Insecure avoidant children will not show signs of distress in the absence of caregivers but their vital signs, like heart rate and stress hormones will be through the roof. They don’t want to show much interest in a caregiver’s return because this has not turned out well in the past. Caregivers who are routinely too busy or too bored by the child will leave them feeling ignored or rebuffed in their attempts to reestablish an attachment. These children learn it is safer to avoid the caregiver altogether than risk being hurt. Adults with this attachment style are comforted by the proximity of their partners but don’t want to risk showing their true feelings due to a fear that they won’t be reciprocated. Most often, these adults behave as if they are self-confident and in control but suffer from hidden anxiety about being rejected. Insecure avoidant adults are the commitment phobic ones who will leave you standing at the altar because they are too afraid to become permanently attached.
4. Insecure Disorganized
Finally, children falling into the insecure disorganized category have suffered severe trauma or abuse from their caregiver. These children, who have been rejected or neglected, will approach the person as they reenter the room looking for comfort but then lose muscular control and fall to the floor. The “intruder” represents a potential danger and their fear of the unknown becomes overwhelming to the child. Adults with this attachment style commonly struggle with persistent and severe depression and the inability to form meaningful attachments in adulthood. These people are the lone wolves of the world.
But let me get back to the central theme of attachment theory, which states that it is necessary for a child to develop a relationship with at least one primary caregiver for the child to be successful at social development and relationships. That means it really is all your parent’s fault! But in defense of parents everywhere, let me just say that there is no such thing as a perfect caregiver.
At best, even sensitive caregivers only get it right about 50 percent of the time. That’s because our communications with children are often mismatched or out of sync, like when the phone rings or we are trying to cook dinner or the dog needs a walk. The truth is that even the most attuned caregiver frequently drops the ball and communications with the child will become impaired. However, having a securely attached child is not about being a perfect caregiver but about maintaining the free flow of communication to repair the inevitable rifts that occur. In the daily battering of any relationship, if the communications are restored, the relationship will be too.
What is your relationship style anyway?
To find out your dominant style, you'll need to take the Attachment Styles and Close Relationship Survey.
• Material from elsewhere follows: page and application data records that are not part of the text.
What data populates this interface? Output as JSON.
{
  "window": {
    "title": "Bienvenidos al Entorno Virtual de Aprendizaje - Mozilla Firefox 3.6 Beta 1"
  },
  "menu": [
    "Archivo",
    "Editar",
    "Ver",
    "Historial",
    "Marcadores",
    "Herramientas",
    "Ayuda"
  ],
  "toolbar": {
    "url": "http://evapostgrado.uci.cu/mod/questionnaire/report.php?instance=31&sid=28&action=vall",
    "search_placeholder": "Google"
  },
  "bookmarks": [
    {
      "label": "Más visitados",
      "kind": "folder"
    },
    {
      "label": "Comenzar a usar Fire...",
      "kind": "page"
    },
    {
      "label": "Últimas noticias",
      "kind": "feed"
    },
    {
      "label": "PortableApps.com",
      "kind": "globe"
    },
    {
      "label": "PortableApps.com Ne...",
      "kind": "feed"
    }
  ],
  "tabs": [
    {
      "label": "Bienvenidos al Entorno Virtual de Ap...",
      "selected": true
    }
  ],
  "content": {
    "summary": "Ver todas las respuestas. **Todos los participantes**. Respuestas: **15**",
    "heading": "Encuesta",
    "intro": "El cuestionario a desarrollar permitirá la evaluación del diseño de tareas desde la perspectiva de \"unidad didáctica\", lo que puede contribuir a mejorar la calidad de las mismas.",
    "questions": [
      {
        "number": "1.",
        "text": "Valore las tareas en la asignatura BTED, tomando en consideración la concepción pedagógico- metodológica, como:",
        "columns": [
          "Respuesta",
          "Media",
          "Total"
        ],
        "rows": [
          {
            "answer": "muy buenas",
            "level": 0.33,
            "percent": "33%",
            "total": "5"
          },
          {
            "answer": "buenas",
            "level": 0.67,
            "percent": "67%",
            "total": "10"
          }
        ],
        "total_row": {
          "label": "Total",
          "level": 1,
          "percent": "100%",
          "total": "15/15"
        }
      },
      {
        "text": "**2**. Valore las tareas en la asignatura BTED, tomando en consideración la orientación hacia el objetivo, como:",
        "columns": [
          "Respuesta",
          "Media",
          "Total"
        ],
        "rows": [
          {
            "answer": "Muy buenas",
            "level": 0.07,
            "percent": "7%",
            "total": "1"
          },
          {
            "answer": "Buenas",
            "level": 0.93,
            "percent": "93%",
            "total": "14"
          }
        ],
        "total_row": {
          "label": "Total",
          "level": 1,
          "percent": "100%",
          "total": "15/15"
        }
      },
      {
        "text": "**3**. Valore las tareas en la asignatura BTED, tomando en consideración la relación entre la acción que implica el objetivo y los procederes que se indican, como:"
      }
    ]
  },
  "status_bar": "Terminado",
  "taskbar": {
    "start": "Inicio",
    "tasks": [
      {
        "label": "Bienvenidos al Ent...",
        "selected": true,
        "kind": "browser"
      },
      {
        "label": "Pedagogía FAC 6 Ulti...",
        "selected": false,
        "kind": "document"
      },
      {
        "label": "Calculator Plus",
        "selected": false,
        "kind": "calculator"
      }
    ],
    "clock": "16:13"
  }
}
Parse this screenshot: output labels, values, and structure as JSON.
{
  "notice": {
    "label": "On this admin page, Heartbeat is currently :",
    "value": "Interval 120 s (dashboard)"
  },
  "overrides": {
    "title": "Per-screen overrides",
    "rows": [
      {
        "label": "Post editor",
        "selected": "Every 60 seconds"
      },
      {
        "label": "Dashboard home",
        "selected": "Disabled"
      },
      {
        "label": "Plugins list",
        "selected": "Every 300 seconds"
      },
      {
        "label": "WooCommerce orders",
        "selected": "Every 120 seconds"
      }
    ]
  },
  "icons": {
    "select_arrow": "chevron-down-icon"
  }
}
Simply submit your email below and I'll send you the survey, along with some guidance on how to get the most out of the questionnaire.
If the survey says you are securely attached, congratulations! This means that you have the expectation that if you are upset, you will be able to turn to someone for help and that you will reciprocate when the shoe is on the other foot. It’s not so great for the other 40 or 50 percent of us who are insecurely attached. (It’s no coincidence that this amount is the same as our divorce rate!)
Here’s the good news. While there is some evidence to suggest that secure attachments in childhood have an enduring quality, our attachment style can change over time, depending on our situation and experiences. Our relationship styles are not set in stone.
But what if your past relationships have been less than optimal? What if you find yourself asking, why am I always attracted to someone who is so obviously wrong for me? Or why am I stuck in a relationship rut that I can’t seem to climb out of? Or why do I always wind up alone? Old habits and patterns can be hard to change.
Exploring what went wrong in the past and finding more constructive ways of interacting going forward can be difficult if you try to go it alone. If you decide you need some help and you live in the Westchester vicinity, why not give me a call so we can set up some time to talk. If you live elsewhere, I can help you find a qualified psychotherapist in your area.
Email me at firstname.lastname@example.org or call me at 914-510-2882 and I can start helping you improve your relationships today.